To celebrate our 10th anniversary, my dear wife Cecilia planned a four-country trip to Europe (Belgium, Luxembourg, France, Germany). In addition to enjoying the tourist attractions, food, and shopping, we also made three car-focused stops.
Our first stop was the Belgian GP at the legendary Spa-Francorchamps
Stuttgart was the final city of our trip. We visited the Porsche Museum in Zuffenhausen. It was a very special feeling to arrive at Porscheplatz as new Porsche owners (Cecilia planned our trip long before we bought our 911).
The highlights are the cars that made the Shum brothers Porsche fans in the 80’s:
And finally, the Porsche that opened the doors for Team Shum: the Boxster Concept Car (with the 959 in the background).
We also stopped by the Mercedes-Benz museum (also in Stuttgart). While much larger than the Porsche museum, its exhibits focused on automotive history and was somewhat disappointing from a racing standpoint.
The only great section was the W196, the F1 Championship-winner.
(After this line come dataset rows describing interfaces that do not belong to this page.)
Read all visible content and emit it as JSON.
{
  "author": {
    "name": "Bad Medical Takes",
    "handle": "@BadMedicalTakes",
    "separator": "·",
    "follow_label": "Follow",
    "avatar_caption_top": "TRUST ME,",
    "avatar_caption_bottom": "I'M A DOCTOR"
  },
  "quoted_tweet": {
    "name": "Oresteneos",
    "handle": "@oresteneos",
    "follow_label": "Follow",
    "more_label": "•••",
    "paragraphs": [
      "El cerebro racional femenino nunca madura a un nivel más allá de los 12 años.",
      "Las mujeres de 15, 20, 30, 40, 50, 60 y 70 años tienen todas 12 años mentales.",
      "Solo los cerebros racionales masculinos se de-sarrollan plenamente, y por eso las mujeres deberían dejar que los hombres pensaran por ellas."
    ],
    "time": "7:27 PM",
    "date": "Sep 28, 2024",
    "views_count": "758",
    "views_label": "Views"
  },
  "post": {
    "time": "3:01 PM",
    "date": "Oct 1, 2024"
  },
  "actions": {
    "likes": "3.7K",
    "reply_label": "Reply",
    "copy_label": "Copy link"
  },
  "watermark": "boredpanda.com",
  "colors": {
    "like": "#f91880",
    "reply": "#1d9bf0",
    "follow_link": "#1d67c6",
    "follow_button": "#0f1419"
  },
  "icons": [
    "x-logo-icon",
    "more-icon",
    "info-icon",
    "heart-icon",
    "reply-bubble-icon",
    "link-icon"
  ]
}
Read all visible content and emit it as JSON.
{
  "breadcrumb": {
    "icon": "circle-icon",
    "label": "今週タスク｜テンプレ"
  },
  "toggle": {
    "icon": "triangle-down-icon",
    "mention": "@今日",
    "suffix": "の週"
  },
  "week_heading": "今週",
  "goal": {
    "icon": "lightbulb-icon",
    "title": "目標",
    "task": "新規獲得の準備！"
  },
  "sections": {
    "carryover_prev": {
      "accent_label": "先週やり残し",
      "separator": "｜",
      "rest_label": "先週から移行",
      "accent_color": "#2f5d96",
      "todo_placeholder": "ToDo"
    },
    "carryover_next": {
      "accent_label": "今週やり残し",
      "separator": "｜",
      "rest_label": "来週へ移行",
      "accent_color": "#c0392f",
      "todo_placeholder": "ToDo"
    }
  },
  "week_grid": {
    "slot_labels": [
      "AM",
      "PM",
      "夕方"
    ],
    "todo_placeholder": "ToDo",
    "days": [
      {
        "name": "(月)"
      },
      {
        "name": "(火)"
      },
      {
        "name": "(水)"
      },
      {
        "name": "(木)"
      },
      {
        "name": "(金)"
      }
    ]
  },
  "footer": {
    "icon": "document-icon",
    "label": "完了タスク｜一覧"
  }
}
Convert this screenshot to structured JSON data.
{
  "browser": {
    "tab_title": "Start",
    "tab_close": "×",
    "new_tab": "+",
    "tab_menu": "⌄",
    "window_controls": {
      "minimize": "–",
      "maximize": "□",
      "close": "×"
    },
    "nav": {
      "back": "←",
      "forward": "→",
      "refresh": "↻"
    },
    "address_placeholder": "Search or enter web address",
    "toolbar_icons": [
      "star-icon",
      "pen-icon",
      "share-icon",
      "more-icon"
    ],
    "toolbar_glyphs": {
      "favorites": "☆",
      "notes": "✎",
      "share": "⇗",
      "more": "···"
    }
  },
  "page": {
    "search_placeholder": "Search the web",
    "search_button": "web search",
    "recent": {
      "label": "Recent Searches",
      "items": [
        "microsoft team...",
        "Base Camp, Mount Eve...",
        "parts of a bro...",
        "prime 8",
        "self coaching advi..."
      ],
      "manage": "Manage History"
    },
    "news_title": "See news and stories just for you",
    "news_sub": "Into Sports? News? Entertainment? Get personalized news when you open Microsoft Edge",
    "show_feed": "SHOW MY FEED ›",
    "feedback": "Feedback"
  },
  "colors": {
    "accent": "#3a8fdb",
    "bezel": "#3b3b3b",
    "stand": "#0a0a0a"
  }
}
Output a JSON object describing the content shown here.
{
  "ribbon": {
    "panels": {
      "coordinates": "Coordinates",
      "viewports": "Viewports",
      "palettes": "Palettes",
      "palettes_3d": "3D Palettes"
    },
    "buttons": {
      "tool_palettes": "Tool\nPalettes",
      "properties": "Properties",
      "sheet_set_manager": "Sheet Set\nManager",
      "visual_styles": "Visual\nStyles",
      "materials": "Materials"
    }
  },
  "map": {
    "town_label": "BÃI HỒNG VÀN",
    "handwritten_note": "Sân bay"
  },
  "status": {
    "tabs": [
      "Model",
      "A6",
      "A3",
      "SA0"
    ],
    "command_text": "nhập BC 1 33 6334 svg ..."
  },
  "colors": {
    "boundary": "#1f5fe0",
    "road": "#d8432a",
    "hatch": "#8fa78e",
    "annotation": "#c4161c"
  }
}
The W196 “Type Monza” was a streamlined F1 racecar, and was later succeeded by the open wheel version. The open wheel version was introduced at the 1954 Nurburgring GP, after the streamlined version was exposed of it weakness at racetracks with high speed corners (Silverstone).
However for unknown reason, Fangio’s 1954 F1 Championship trophy was displayed in a completely separate area…
The section for the SL “Gullwing” and the original SLR race car should be a highlight, but was merely “good” (see that truck? Why is it there?)
The Motorsport section lacked focus and just had all the cars thrown into one area. Mercedes was merely the engine supplier to the most of these machines (Sauber C9, Penske Indy, McLaren F1) again highlighting its lack of racing hertiage.
Even worse was the wall of “winning drivers”. Kimi Raikkonnen was in between Marcus Winkelhock and Christijan Albers? Not that Winkelhock and Albers are not good drivers, but they should be in different categories than Kimi…